Material for the task:
#####
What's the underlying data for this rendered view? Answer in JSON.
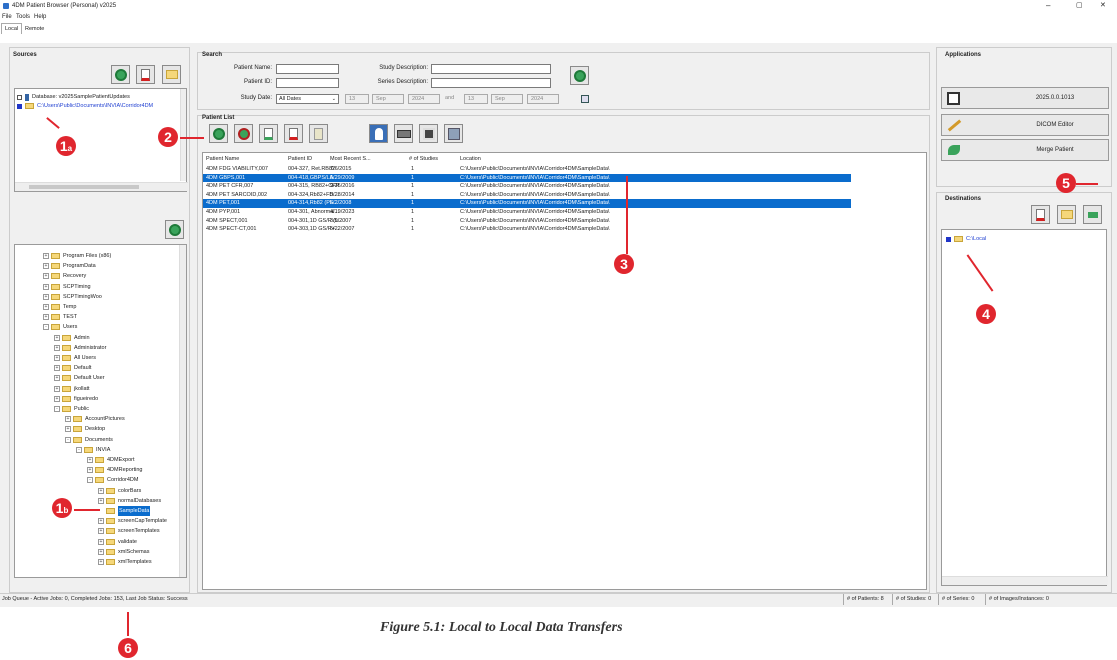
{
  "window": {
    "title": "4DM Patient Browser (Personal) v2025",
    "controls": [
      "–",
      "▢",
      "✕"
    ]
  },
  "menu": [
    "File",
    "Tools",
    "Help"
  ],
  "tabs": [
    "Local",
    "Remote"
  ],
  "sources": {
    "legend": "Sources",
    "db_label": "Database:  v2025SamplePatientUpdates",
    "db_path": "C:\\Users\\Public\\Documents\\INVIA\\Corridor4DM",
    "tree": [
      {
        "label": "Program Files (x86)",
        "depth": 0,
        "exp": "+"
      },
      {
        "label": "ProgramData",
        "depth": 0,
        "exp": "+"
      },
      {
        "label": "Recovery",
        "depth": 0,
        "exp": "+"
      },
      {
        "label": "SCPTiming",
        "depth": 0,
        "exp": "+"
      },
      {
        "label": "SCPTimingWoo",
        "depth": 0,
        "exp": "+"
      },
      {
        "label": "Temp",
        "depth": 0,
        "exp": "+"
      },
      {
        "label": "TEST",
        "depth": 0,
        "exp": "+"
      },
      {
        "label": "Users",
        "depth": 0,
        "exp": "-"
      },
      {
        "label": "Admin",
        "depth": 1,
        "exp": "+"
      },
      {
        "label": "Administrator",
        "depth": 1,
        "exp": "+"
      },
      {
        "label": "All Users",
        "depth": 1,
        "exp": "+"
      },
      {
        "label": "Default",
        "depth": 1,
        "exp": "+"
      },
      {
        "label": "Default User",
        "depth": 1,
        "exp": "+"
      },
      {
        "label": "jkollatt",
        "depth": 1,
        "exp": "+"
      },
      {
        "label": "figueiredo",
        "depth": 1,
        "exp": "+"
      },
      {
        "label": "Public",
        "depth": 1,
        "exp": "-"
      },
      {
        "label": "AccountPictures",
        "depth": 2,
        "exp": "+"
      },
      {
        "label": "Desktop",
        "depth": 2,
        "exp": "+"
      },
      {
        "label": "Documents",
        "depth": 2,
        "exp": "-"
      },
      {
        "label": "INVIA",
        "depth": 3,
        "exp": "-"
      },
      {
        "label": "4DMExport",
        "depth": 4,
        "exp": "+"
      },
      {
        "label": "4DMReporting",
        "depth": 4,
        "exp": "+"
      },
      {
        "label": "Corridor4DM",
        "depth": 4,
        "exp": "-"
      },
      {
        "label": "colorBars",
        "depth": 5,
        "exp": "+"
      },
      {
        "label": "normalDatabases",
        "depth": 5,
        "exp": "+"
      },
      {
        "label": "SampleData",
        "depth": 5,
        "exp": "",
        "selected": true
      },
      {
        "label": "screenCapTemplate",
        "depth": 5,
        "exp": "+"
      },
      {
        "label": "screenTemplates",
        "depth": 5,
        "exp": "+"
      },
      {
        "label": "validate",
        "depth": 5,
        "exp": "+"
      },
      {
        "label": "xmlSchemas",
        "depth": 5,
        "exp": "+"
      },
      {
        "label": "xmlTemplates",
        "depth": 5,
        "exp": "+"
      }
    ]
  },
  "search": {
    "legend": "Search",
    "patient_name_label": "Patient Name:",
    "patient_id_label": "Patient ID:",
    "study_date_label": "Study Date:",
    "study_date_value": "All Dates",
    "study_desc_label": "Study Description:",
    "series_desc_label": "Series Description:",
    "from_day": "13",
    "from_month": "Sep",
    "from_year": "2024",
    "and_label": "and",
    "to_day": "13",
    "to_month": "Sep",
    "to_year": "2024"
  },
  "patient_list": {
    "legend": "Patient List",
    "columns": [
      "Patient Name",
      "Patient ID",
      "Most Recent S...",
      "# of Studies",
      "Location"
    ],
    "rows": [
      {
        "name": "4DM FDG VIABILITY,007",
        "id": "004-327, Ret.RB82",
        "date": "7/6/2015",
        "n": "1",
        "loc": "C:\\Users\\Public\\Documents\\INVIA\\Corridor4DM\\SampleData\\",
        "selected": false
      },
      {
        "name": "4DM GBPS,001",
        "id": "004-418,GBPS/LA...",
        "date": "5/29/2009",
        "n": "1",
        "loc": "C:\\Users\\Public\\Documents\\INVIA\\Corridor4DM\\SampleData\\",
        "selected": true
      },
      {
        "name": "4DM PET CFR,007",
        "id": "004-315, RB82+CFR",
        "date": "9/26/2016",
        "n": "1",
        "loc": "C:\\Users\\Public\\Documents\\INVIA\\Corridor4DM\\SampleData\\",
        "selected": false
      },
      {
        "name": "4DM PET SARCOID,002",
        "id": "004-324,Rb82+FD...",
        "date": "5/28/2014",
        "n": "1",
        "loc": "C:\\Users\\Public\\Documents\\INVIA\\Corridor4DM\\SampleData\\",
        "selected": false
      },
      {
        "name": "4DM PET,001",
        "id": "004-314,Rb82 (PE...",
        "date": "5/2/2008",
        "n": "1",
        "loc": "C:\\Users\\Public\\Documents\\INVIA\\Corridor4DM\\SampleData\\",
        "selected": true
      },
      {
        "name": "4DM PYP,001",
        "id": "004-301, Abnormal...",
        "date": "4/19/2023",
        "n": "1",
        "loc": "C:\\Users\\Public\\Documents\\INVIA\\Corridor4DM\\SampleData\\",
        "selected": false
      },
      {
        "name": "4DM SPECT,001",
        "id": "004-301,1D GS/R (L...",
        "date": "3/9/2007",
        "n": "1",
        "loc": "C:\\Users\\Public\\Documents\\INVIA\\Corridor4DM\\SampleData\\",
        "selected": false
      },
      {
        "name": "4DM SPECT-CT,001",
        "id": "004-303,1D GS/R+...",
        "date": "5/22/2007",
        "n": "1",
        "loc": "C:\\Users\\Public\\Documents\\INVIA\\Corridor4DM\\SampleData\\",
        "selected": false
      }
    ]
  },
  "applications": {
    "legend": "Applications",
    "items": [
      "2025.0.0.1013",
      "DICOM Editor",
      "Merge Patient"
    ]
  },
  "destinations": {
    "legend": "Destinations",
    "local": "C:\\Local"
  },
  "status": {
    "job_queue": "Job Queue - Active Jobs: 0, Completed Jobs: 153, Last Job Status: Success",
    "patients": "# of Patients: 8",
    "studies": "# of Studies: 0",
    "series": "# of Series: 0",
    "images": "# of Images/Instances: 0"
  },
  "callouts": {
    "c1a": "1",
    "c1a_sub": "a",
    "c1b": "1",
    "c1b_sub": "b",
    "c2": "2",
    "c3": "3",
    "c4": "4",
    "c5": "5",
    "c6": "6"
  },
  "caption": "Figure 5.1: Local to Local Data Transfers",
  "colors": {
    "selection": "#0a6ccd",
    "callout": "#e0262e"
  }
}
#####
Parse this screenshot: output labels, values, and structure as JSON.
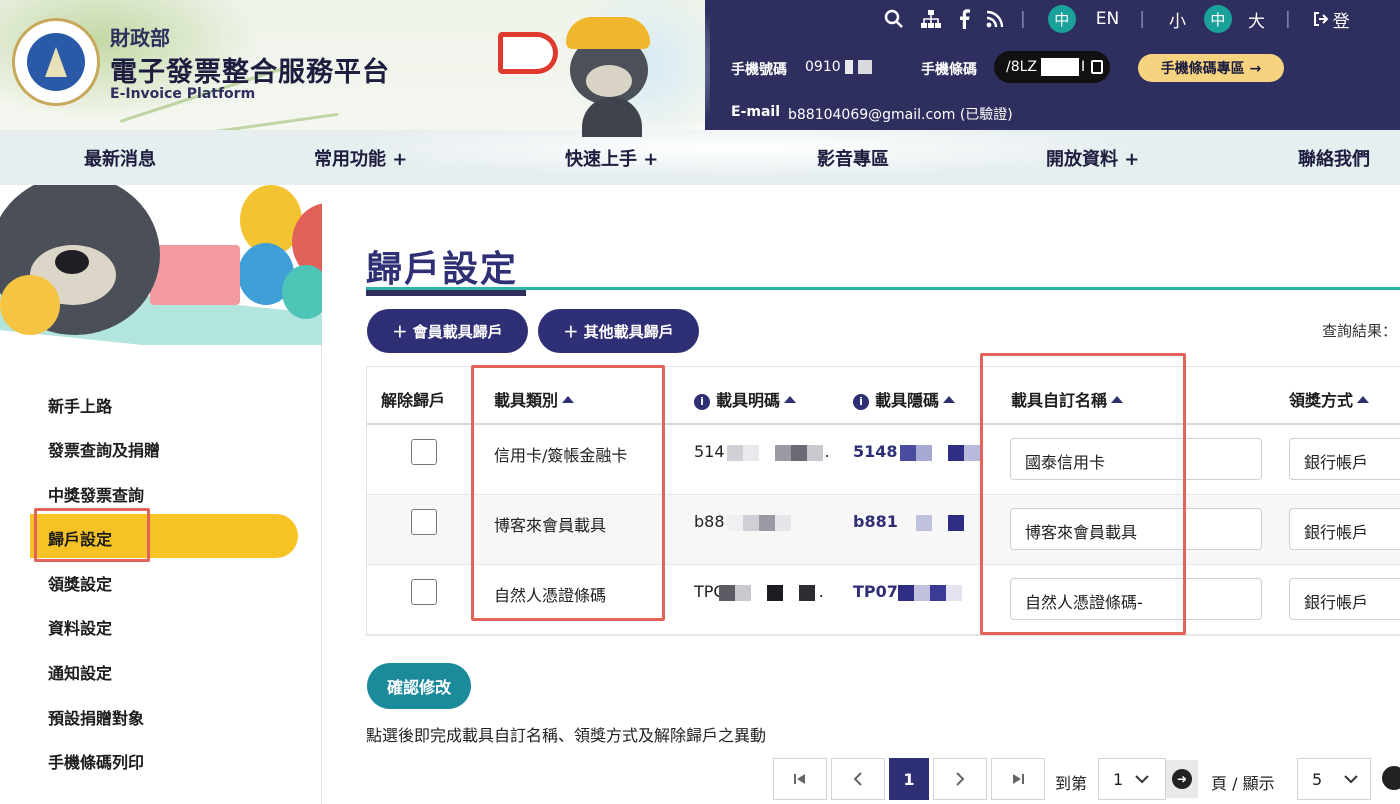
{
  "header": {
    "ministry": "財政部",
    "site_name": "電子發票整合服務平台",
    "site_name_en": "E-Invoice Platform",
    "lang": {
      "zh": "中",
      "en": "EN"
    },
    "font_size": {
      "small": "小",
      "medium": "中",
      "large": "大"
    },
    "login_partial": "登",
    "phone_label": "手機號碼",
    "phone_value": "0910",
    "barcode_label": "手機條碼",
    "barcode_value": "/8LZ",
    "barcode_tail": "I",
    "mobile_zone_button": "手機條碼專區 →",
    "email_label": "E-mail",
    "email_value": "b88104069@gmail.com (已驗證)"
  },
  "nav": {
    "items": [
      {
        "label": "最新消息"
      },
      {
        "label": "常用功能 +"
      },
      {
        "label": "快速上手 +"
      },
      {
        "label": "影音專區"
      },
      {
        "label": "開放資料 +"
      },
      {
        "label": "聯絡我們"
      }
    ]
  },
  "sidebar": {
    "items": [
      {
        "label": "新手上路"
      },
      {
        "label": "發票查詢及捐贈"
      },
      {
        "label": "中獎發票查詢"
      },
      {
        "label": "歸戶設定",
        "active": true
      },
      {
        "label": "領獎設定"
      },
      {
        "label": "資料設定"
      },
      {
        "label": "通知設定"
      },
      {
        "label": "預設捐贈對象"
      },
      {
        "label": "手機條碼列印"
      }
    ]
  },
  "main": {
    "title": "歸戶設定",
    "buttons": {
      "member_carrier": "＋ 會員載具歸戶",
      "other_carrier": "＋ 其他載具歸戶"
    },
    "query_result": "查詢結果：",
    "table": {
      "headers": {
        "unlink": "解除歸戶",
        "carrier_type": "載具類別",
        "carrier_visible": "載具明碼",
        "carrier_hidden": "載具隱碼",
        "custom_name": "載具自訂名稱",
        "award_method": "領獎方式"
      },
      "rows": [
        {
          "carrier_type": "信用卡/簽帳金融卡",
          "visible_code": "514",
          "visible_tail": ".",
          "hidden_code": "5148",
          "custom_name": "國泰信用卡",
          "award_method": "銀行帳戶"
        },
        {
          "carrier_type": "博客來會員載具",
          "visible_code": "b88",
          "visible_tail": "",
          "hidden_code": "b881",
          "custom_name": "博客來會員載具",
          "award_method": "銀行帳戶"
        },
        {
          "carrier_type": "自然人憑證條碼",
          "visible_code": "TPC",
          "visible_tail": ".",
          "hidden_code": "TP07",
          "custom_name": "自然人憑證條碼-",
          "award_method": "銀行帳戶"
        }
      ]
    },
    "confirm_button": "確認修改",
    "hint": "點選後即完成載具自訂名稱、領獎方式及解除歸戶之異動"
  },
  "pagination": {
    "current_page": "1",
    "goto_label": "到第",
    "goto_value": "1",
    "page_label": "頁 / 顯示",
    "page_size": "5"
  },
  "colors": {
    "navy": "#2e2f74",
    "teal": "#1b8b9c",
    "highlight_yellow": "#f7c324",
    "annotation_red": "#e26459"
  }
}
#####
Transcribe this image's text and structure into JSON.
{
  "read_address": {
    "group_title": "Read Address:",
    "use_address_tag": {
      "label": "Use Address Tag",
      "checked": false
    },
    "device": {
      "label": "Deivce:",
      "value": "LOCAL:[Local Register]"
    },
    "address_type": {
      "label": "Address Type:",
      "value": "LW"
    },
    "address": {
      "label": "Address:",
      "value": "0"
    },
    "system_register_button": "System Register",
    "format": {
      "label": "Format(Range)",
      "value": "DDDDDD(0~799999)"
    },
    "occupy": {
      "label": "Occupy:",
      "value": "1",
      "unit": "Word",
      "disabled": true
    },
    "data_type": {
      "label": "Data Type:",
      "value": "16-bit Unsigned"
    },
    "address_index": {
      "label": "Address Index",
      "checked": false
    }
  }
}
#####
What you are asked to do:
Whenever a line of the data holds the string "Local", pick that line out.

Output for this exercise:
    "Local",
    "local": "C:\\Local"
  "caption": "Figure 5.1: Local to Local Data Transfers",
      "value": "LOCAL:[Local Register]"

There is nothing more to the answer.